■ **Task requirements**: Copy each line of the data that has "value" in it.
-- Provided records follows --
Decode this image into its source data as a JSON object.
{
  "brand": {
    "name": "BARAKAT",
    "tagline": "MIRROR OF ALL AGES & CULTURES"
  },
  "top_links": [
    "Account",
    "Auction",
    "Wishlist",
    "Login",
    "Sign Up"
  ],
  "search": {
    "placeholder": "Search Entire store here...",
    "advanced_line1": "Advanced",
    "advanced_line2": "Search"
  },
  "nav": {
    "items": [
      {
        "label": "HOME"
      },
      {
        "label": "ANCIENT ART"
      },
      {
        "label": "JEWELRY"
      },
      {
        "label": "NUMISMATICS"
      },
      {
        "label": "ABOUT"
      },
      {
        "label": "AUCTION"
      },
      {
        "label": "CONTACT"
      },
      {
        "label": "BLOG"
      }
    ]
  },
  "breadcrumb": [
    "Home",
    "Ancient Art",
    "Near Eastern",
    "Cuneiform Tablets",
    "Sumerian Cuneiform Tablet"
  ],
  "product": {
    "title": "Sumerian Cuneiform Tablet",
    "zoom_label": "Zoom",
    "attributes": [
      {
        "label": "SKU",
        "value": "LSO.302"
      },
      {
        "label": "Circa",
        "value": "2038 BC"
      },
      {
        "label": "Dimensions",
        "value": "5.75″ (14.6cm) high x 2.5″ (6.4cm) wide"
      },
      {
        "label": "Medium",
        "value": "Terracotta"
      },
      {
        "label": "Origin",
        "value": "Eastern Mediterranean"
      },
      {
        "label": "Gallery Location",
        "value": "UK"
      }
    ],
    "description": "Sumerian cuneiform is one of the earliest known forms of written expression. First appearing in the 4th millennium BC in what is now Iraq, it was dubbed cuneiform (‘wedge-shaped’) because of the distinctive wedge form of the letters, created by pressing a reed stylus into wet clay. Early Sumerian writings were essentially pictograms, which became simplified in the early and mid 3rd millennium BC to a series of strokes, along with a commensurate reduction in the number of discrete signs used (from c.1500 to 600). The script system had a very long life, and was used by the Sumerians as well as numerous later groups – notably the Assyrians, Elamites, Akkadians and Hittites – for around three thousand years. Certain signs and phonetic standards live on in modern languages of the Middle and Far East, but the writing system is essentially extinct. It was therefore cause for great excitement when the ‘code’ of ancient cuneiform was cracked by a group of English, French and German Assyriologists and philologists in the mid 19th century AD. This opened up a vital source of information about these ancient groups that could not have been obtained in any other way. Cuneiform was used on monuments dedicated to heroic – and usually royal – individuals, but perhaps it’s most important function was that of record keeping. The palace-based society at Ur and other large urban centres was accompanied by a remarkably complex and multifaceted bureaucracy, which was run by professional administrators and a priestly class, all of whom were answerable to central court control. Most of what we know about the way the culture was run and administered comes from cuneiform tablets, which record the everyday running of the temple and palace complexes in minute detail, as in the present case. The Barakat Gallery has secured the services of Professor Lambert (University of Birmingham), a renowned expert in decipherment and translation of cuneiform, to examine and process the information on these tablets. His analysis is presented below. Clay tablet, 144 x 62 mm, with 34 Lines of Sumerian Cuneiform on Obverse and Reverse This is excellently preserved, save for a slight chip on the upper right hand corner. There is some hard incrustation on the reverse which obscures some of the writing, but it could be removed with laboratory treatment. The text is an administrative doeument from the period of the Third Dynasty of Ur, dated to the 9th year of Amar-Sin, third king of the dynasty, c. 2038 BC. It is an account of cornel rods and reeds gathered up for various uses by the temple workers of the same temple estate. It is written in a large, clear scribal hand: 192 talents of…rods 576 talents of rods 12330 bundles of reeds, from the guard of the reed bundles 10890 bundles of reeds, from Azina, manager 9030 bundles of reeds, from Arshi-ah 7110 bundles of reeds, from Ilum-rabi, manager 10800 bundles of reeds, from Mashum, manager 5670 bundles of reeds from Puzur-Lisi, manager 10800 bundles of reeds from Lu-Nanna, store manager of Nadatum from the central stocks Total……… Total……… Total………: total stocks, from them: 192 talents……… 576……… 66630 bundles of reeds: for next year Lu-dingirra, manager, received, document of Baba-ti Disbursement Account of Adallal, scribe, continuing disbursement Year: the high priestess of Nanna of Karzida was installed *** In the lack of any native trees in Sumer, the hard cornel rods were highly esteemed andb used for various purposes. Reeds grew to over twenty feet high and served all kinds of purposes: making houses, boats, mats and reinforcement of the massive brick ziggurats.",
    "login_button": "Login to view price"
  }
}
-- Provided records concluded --
■ **Task result**:
        "value": "LSO.302"
        "value": "2038 BC"
        "value": "5.75″ (14.6cm) high x 2.5″ (6.4cm) wide"
        "value": "Terracotta"
        "value": "Eastern Mediterranean"
        "value": "UK"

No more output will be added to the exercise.